The Great Magnetic Timeline
The end of the year is always a time for nostalgia—looking back on the past 365 days and taking stock of everything that’s happened. At Apex, we’re no different.
We gathered around a computer monitor to look back some of our favorite moments in magnetic news, but then we got to thinking. So much has happened in the world of magnetism. Not only over the last year, but since ancient times when that first curious person saw two items stick together as if by magic. While we don’t have the space to recount every moment in magnetic history, we thought we’d go over some of the highlights.
Magnes the Shepherd, c. 600 B.C.
This tale is so old it classifies more as legend than hard history. The story goes that while tending his flock, a Greek boy found himself stuck to a particular rock. In reality, the iron nails in his sandals were attracted to a particularly large lodestone in what is assumed to be present-day Turkey. Whatever actually happened, it ushered in the beginning of a centuries-old fascination with magnetism.
The Modern Compass, 1175
Flashing forward about 1,800 years, an English monk named Alexander Neckam first hints at the idea of using the Earth’s magnetic field to tell direction and orient travellers. While this idea wouldn’t make it out of the monastery for another 100 years, it was the beginning of a new age in magnetic possibilities.
Then, in 1269, a French crusader expounded upon Neckam’s notion and even detailed how a floating needle and pivot point might work. Thus, the modern compass was born.
Magnets Go Public, 1740
Magnets would not be widely distributed until the 18th century when a man by the name of Gowin Knight began manufacturing magnets to sell. However, we doubt he saw the DIY and craft potential of his devices. Knight’s main markets were scientific researchers and travellers who used the magnets to build their own compasses and other instruments.
While magnetism is still one of the universe’s most mysterious forces, a major breakthrough occurred in the laboratories of Hans Christian Oersted when he placed a compass next to a passing electrical current. As the electricity surged, Oersted observed the needle beginning to move and he (correctly) concluded that electricity must itself be magnetic.
Stronger Magnets, 1917-1930
In efforts to create stronger permanent magnets, different researchers and manufacturers began tinkering with their ingredients. In this 13-year span, the world was introduced to cobalt, alnico, and ceramic magnets.
Rare Earth Magnets, 1960
In the decade to come, U.S. Air Force scientist, Karl J. Strnat would unveil some of the strongest magnets to date. By adjusting the amount of various elements, Dr. Strnat made magnets we still use today. The strongest magnet he released was the Sm2Co17 (Samarium-Cobalt).

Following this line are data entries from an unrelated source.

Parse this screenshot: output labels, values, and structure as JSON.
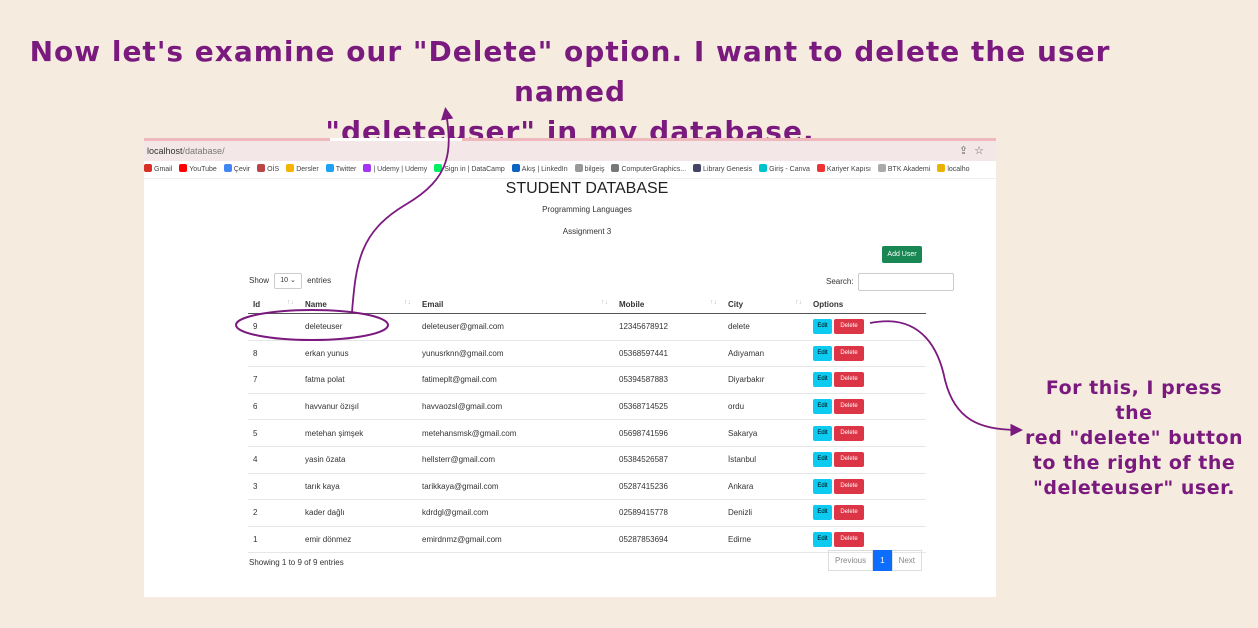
{
  "annotation": {
    "headline_line1": "Now let's examine our \"Delete\" option. I want to delete the user named",
    "headline_line2": "\"deleteuser\" in my database.",
    "side_note_lines": [
      "For this, I press the",
      "red \"delete\" button",
      "to the right of the",
      "\"deleteuser\" user."
    ],
    "color": "#7b1a7e"
  },
  "browser": {
    "url_host": "localhost",
    "url_path": "/database/",
    "bookmarks": [
      {
        "label": "Gmail",
        "icon": "gmail-icon",
        "color": "#d93025"
      },
      {
        "label": "YouTube",
        "icon": "youtube-icon",
        "color": "#ff0000"
      },
      {
        "label": "Çevir",
        "icon": "translate-icon",
        "color": "#4285f4"
      },
      {
        "label": "OİS",
        "icon": "ois-icon",
        "color": "#b44"
      },
      {
        "label": "Dersler",
        "icon": "dersler-icon",
        "color": "#f4b400"
      },
      {
        "label": "Twitter",
        "icon": "twitter-icon",
        "color": "#1da1f2"
      },
      {
        "label": "| Udemy | Udemy",
        "icon": "udemy-icon",
        "color": "#a435f0"
      },
      {
        "label": "Sign in | DataCamp",
        "icon": "datacamp-icon",
        "color": "#03ef62"
      },
      {
        "label": "Akış | LinkedIn",
        "icon": "linkedin-icon",
        "color": "#0a66c2"
      },
      {
        "label": "bilgeiş",
        "icon": "bilgeis-icon",
        "color": "#999"
      },
      {
        "label": "ComputerGraphics...",
        "icon": "graphics-icon",
        "color": "#777"
      },
      {
        "label": "Library Genesis",
        "icon": "library-icon",
        "color": "#446"
      },
      {
        "label": "Giriş - Canva",
        "icon": "canva-icon",
        "color": "#00c4cc"
      },
      {
        "label": "Kariyer Kapısı",
        "icon": "kariyer-icon",
        "color": "#e33"
      },
      {
        "label": "BTK Akademi",
        "icon": "btk-icon",
        "color": "#aaa"
      },
      {
        "label": "localho",
        "icon": "folder-icon",
        "color": "#e8b400"
      }
    ]
  },
  "page": {
    "title": "STUDENT DATABASE",
    "subtitle": "Programming Languages",
    "assignment": "Assignment 3",
    "add_user": "Add User",
    "show_label": "Show",
    "entries_value": "10",
    "entries_label": "entries",
    "search_label": "Search:",
    "info": "Showing 1 to 9 of 9 entries",
    "pager": {
      "previous": "Previous",
      "current": "1",
      "next": "Next"
    },
    "edit_label": "Edit",
    "delete_label": "Delete"
  },
  "table": {
    "headers": [
      "Id",
      "Name",
      "Email",
      "Mobile",
      "City",
      "Options"
    ],
    "rows": [
      [
        "9",
        "deleteuser",
        "deleteuser@gmail.com",
        "12345678912",
        "delete"
      ],
      [
        "8",
        "erkan yunus",
        "yunusrknn@gmail.com",
        "05368597441",
        "Adıyaman"
      ],
      [
        "7",
        "fatma polat",
        "fatimeplt@gmail.com",
        "05394587883",
        "Diyarbakır"
      ],
      [
        "6",
        "havvanur özışıl",
        "havvaozsl@gmail.com",
        "05368714525",
        "ordu"
      ],
      [
        "5",
        "metehan şimşek",
        "metehansmsk@gmail.com",
        "05698741596",
        "Sakarya"
      ],
      [
        "4",
        "yasin özata",
        "hellsterr@gmail.com",
        "05384526587",
        "İstanbul"
      ],
      [
        "3",
        "tarık kaya",
        "tarikkaya@gmail.com",
        "05287415236",
        "Ankara"
      ],
      [
        "2",
        "kader dağlı",
        "kdrdgl@gmail.com",
        "02589415778",
        "Denizli"
      ],
      [
        "1",
        "emir dönmez",
        "emirdnmz@gmail.com",
        "05287853694",
        "Edirne"
      ]
    ]
  }
}
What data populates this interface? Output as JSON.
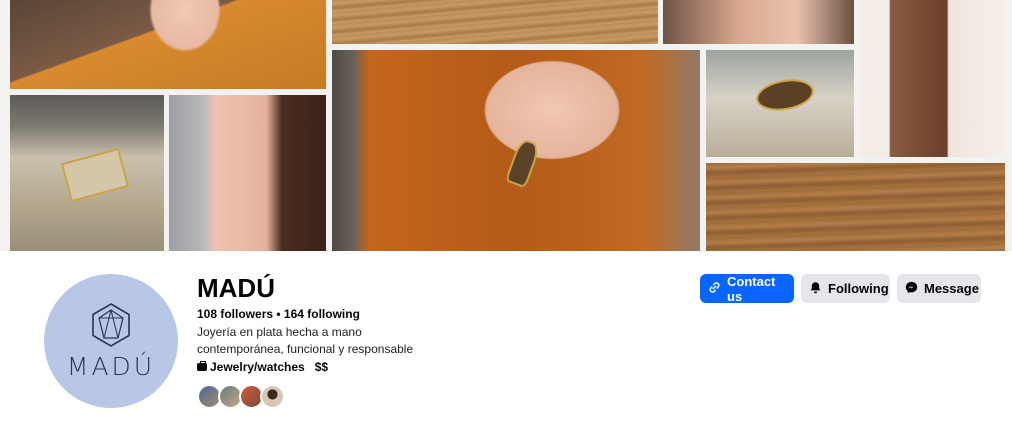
{
  "profile": {
    "name": "MADÚ",
    "stats": "108 followers • 164 following",
    "bio_line1": "Joyería en plata hecha a mano",
    "bio_line2": "contemporánea, funcional y responsable",
    "category": "Jewelry/watches",
    "price_range": "$$",
    "avatar_text": "MADÚ"
  },
  "actions": {
    "contact_label": "Contact us",
    "following_label": "Following",
    "message_label": "Message"
  },
  "icons": {
    "contact": "link-icon",
    "following": "bell-icon",
    "message": "messenger-icon",
    "category": "briefcase-icon"
  },
  "colors": {
    "primary": "#0866ff",
    "secondary_bg": "#e4e6eb",
    "avatar_bg": "#b9c7e6"
  }
}
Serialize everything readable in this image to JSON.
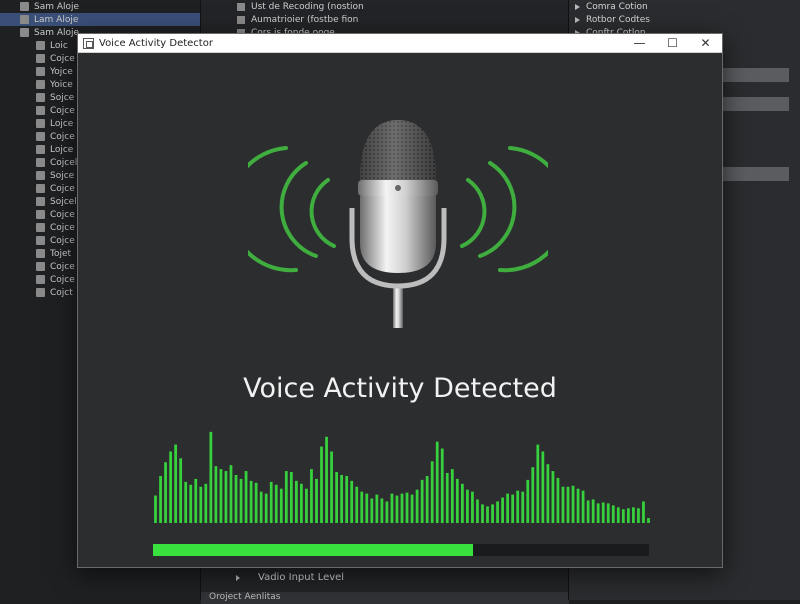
{
  "background": {
    "left_panel": [
      {
        "label": "Sam Aloje",
        "top": true,
        "selected": false
      },
      {
        "label": "Lam Aloje",
        "top": true,
        "selected": true
      },
      {
        "label": "Sam Aloje",
        "top": true,
        "selected": false
      },
      {
        "label": "Loic",
        "selected": false
      },
      {
        "label": "Cojce",
        "selected": false
      },
      {
        "label": "Yojce",
        "selected": false
      },
      {
        "label": "Yoice",
        "selected": false
      },
      {
        "label": "Sojce",
        "selected": false
      },
      {
        "label": "Cojce",
        "selected": false
      },
      {
        "label": "Lojce",
        "selected": false
      },
      {
        "label": "Cojce",
        "selected": false
      },
      {
        "label": "Lojce",
        "selected": false
      },
      {
        "label": "Cojcel",
        "selected": false
      },
      {
        "label": "Sojce",
        "selected": false
      },
      {
        "label": "Cojce",
        "selected": false
      },
      {
        "label": "Sojcel",
        "selected": false
      },
      {
        "label": "Cojce",
        "selected": false
      },
      {
        "label": "Cojce",
        "selected": false
      },
      {
        "label": "Cojce",
        "selected": false
      },
      {
        "label": "Tojet",
        "selected": false
      },
      {
        "label": "Cojce",
        "selected": false
      },
      {
        "label": "Cojce",
        "selected": false
      },
      {
        "label": "Cojct",
        "selected": false
      }
    ],
    "middle_panel": [
      "Ust de Recoding (nostion",
      "Aumatrioier (fostbe fion",
      "Cors is fonde ooge"
    ],
    "middle_bottom_item": "Vadio Input Level",
    "middle_section_header": "Oroject Aenlitas",
    "right_panel": [
      "Comra Cotion",
      "Rotbor Codtes",
      "Conftr Cotlon"
    ]
  },
  "window": {
    "title": "Voice Activity Detector",
    "minimize_label": "—",
    "maximize_label": "☐",
    "close_label": "✕",
    "status_text": "Voice Activity Detected",
    "input_level": 0.645,
    "accent_color": "#39e13f",
    "waveform_color": "#36d13c",
    "waveform": [
      0.28,
      0.48,
      0.62,
      0.73,
      0.8,
      0.66,
      0.42,
      0.39,
      0.45,
      0.37,
      0.4,
      0.93,
      0.58,
      0.55,
      0.53,
      0.59,
      0.49,
      0.45,
      0.53,
      0.43,
      0.41,
      0.32,
      0.3,
      0.42,
      0.39,
      0.35,
      0.53,
      0.52,
      0.43,
      0.4,
      0.35,
      0.55,
      0.45,
      0.78,
      0.88,
      0.73,
      0.52,
      0.49,
      0.48,
      0.43,
      0.37,
      0.32,
      0.3,
      0.25,
      0.29,
      0.25,
      0.22,
      0.3,
      0.28,
      0.3,
      0.31,
      0.29,
      0.34,
      0.44,
      0.48,
      0.63,
      0.83,
      0.76,
      0.51,
      0.55,
      0.45,
      0.4,
      0.34,
      0.32,
      0.24,
      0.19,
      0.17,
      0.19,
      0.22,
      0.26,
      0.3,
      0.29,
      0.33,
      0.32,
      0.44,
      0.57,
      0.8,
      0.73,
      0.6,
      0.53,
      0.46,
      0.37,
      0.37,
      0.38,
      0.35,
      0.33,
      0.23,
      0.24,
      0.2,
      0.21,
      0.2,
      0.18,
      0.16,
      0.14,
      0.15,
      0.16,
      0.15,
      0.22,
      0.05
    ]
  }
}
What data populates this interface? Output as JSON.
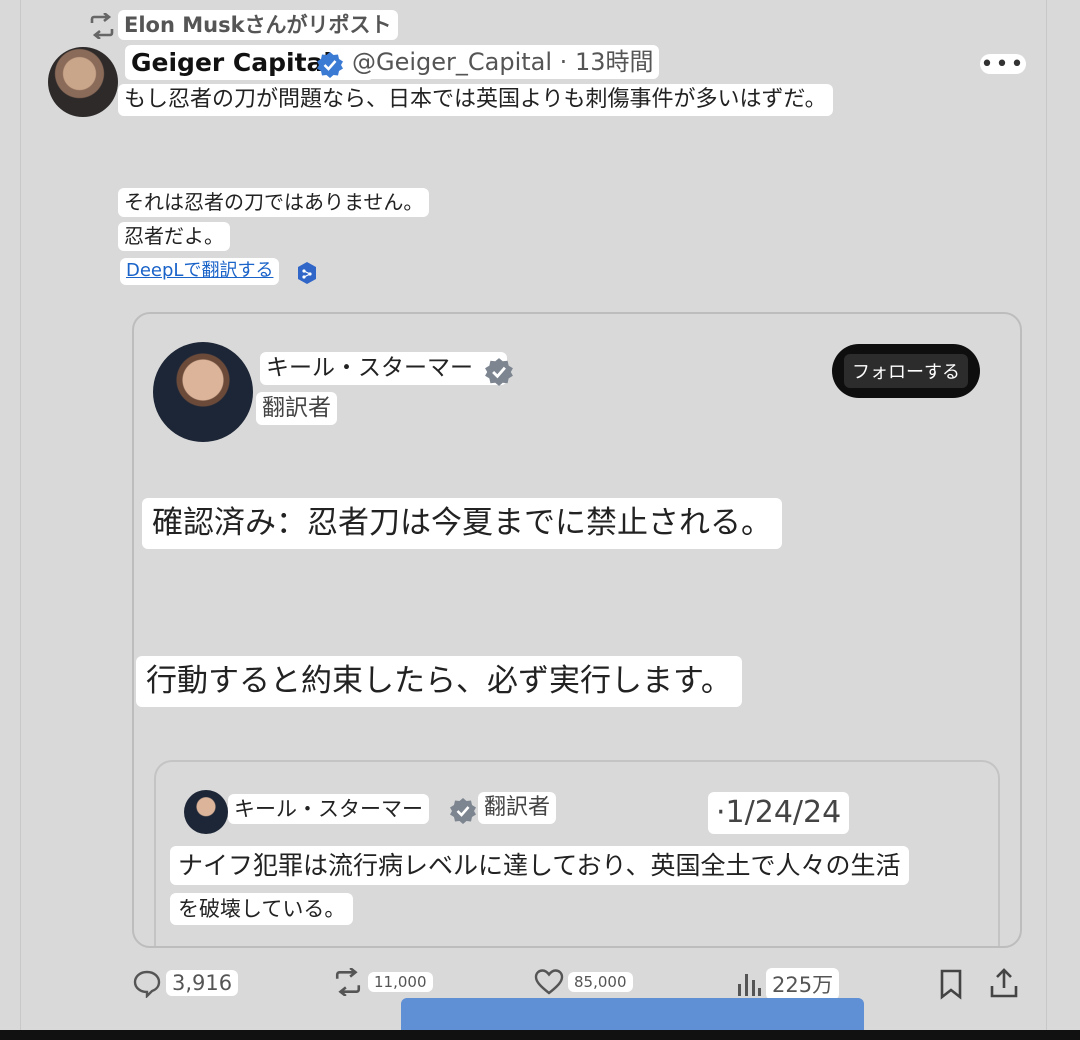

The rare earth magnets we know and love first took the stage in the early 80s, when General Motors combined neodymium with iron and boron to create a super-powerful magnet. These magnets were so efficient, they have since become the global standard.
These are just a few highlights in the long, fascinating history of magnetism. There have been countless discoveries and innovations over the years. As 2016 draws to an end, we can only look forward to all the great magnetic news awaiting in 2017!